A military psychologist's poignant account of tending to hidden wounds in Iraq-her patients, her colleagues, and finally her own.
When Lieutenant Commander Heidi Kraft's twin son and daughter were fifteen months old, she was deployed to Iraq. A clinical psychologist in the US Navy, Kraft's job was to uncover the wounds of war that a surgeon would never see. She put away thoughts of her children back home, acclimated to the sound of incoming rockets, and learned how to listen to the most traumatic stories a war zone has to offer. One of the toughest lessons of her deployment was perfectly articulated by the TV show M*A*S*H: 'There are two rules of war. Rule number one is that young men die. Rule number two is that doctors can't change rule number one.' Some Marines, Kraft realised, and even some of their doctors, would be damaged by war in ways that she couldn't repair. And sometimes, people were repaired in ways she never expected.
RULE NUMBER TWO is a powerful firsthand account of providing comfort amidst the chaos of war, and of what it takes to endure.

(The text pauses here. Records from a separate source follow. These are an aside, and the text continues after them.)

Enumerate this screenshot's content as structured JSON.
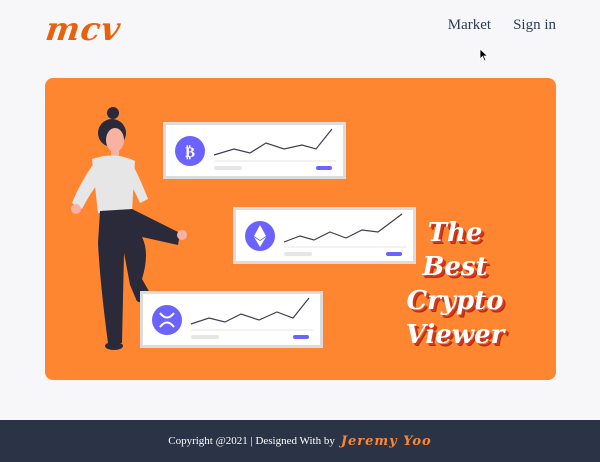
{
  "header": {
    "logo": "mcv",
    "nav": {
      "market": "Market",
      "signin": "Sign in"
    }
  },
  "hero": {
    "tagline_lines": [
      "The",
      "Best",
      "Crypto",
      "Viewer"
    ],
    "cards": [
      {
        "coin": "Bitcoin",
        "icon": "bitcoin-icon",
        "symbol": "₿"
      },
      {
        "coin": "Ethereum",
        "icon": "ethereum-icon",
        "symbol": "◆"
      },
      {
        "coin": "Ripple",
        "icon": "ripple-icon",
        "symbol": "✕"
      }
    ],
    "accent": "#ff8631",
    "coin_color": "#6c63ff"
  },
  "footer": {
    "text": "Copyright @2021 | Designed With by",
    "author": "Jeremy Yoo"
  }
}
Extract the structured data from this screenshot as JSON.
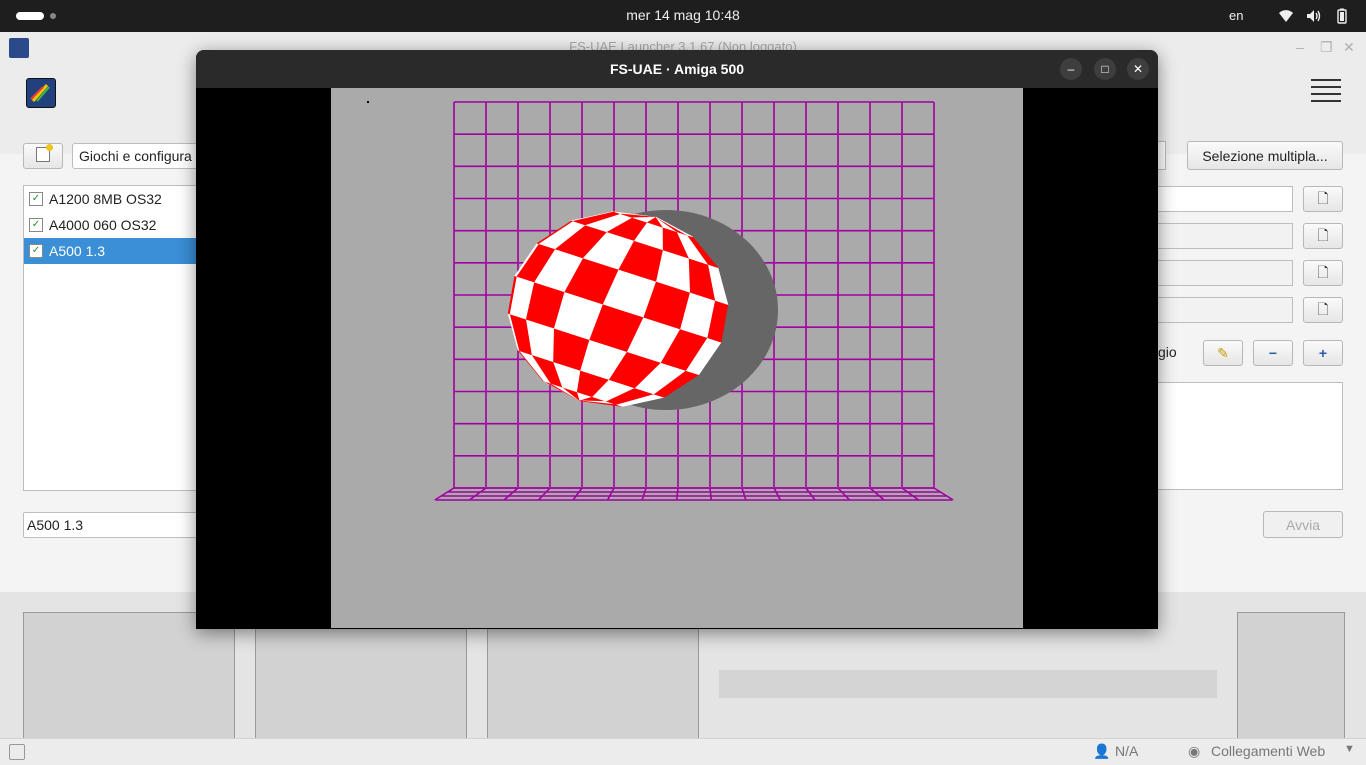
{
  "topbar": {
    "clock": "mer 14 mag  10:48",
    "language": "en",
    "icons": [
      "wifi-icon",
      "volume-icon",
      "battery-icon"
    ]
  },
  "launcher": {
    "title": "FS-UAE Launcher 3.1.67 (Non loggato)",
    "search_button_icon": "new-config-icon",
    "filter_value": "Giochi e configura",
    "multi_select_label": "Selezione multipla...",
    "configs": [
      {
        "label": "A1200 8MB OS32",
        "selected": false
      },
      {
        "label": "A4000 060 OS32",
        "selected": false
      },
      {
        "label": "A500 1.3",
        "selected": true
      }
    ],
    "config_name_value": "A500 1.3",
    "partial_label": "gio",
    "start_label": "Avvia",
    "status": {
      "net_label": "N/A",
      "web_links_label": "Collegamenti Web"
    }
  },
  "emulator": {
    "title": "FS-UAE · Amiga 500",
    "boing_colors": {
      "red": "#ff0000",
      "white": "#ffffff",
      "grid": "#a000a0",
      "shadow": "#666666",
      "background": "#aaaaaa"
    }
  }
}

Heidi Squier Kraft received her PhD in clinical psychology from the University of California, San Diego School of Medicine in 1996. After several years as a flight psychologist with the US Navy, she gave birth to twins in 2002. In February 2004, she deployed to Iraq for seven months. She left active duty in March 2005 after nine years in the Navy, and is now Deputy Program Coordinator, US Navy Combat Stress Control. She lives in San Diego with her husband and kids.
Author Location: San Diego, USA